Wood tar oil is a popular type of wood treatment. It is extracted from pine trees and is historically used for a variety of purposes. It is a common ingredient in paints, varnishes, and sealants, and can also be used to preserve and waterproof wood and other materials such as leather and fabric. It is also used in some industrial processes and as a medicinal topical treatment. Wood tar oil is also a common ingredient in some soaps, shampoos, and other personal care products.
Is Wood Tar Oil Toxic?
In general, wood tar oil can be toxic if you ingest or inhale it in large amounts. It may also cause skin irritation and allergic reactions in some people. The toxicity can vary depending on the specific type of tar and the impurities it contains. Some types of wood tar may be more toxic than others.
It’s important to handle it with caution and to follow appropriate safety precautions when working with it. This may include wearing protective clothing, such as gloves and a respirator, and working in a well-ventilated area. If you have any concerns about the potential health effects of wood tar, it’s a good idea to consult with a healthcare professional or a toxicologist for more information.
How is Wood Tar Different from Other Wood Treatments?

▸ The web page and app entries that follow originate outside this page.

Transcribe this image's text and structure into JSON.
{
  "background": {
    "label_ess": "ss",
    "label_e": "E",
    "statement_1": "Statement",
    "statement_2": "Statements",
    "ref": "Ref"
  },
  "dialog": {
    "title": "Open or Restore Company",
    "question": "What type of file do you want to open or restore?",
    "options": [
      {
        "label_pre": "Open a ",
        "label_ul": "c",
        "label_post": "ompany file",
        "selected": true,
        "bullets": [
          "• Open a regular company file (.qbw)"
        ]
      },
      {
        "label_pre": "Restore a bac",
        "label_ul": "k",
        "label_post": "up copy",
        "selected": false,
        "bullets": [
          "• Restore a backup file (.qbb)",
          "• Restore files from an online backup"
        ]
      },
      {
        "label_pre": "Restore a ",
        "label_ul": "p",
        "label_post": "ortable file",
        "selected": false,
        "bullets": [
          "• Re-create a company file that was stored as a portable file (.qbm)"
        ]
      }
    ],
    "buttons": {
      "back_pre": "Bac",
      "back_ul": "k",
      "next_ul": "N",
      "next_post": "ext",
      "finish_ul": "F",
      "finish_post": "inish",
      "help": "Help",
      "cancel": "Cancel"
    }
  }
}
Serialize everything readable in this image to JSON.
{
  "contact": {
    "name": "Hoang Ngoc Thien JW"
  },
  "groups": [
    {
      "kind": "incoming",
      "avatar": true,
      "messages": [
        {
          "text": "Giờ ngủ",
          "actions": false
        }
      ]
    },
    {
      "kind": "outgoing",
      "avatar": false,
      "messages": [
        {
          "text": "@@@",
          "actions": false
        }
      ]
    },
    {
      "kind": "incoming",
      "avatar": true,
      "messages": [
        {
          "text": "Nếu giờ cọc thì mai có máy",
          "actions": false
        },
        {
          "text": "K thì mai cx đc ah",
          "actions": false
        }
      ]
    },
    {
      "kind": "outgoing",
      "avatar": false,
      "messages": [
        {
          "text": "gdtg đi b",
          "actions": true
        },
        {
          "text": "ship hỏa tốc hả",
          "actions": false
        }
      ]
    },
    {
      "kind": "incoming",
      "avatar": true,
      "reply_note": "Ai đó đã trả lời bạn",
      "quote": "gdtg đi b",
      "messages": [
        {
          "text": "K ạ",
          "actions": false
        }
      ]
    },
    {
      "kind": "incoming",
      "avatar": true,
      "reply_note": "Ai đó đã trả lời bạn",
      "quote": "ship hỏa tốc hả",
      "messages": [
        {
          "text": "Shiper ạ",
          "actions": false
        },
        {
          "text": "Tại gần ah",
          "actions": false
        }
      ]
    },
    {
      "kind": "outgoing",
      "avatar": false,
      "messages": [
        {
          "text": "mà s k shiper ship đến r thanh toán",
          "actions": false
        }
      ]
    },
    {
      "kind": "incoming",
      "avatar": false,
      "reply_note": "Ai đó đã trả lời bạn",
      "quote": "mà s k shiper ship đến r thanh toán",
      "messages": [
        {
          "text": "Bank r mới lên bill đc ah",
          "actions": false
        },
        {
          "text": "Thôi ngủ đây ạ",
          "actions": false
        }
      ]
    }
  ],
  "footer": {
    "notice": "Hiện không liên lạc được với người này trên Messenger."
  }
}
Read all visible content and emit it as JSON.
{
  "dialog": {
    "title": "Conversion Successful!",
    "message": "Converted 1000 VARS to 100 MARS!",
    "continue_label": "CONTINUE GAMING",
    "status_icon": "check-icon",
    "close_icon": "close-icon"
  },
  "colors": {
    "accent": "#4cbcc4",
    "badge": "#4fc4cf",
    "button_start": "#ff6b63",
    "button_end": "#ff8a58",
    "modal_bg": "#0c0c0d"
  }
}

It is different from other types of tar because it is made from wood instead of petroleum, which makes it a more environmentally-friendly option. Wood tar is also known for its strong, pungent smell, which is due to its high content of creosote. Its other main characteristics are its high viscosity, its dark brown to black color, and its high boiling point.
When to Apply Wood Preservatives?
Wood preservatives, like wood tar oil, should be applied as soon as possible after the wood is exposed to the elements and every couple of years thereafter. It is important to apply a preservative to wood that is exposed to rain, snow, or high humidity, as these environmental conditions can cause wood to rot and decay. Additionally, wood preservatives can be used to protect the wood from termites, fungi, and other wood-destroying insects. When applying a wood preservative, make sure to follow the manufacturer’s instructions for preparation and application to ensure the product is applied properly.
Why Do You Need to Dry Up Wood Before Wood Treatment?
It is generally recommended to dry wood before applying wood tar for several reasons. One is that wood tar is typically applied as a liquid, and it needs a surface to adhere to to be effective. If the wood is wet, the wood tar may not adhere properly and may not provide the desired level of protection.
Then, there’s the level of moisture. The moisture in the wood can also interfere with the drying process of the wood tar, which can cause it to take longer to dry and cure. Finally, applying wood tar to wet wood can also increase the risk of mould and mildew growth, as the moist conditions can provide an ideal environment for these organisms to thrive.
If you are looking for the best product that can effectively preserve your furniture, deck, or fence, please visit us online to learn the benefits of wood tar oil and other wood preservatives.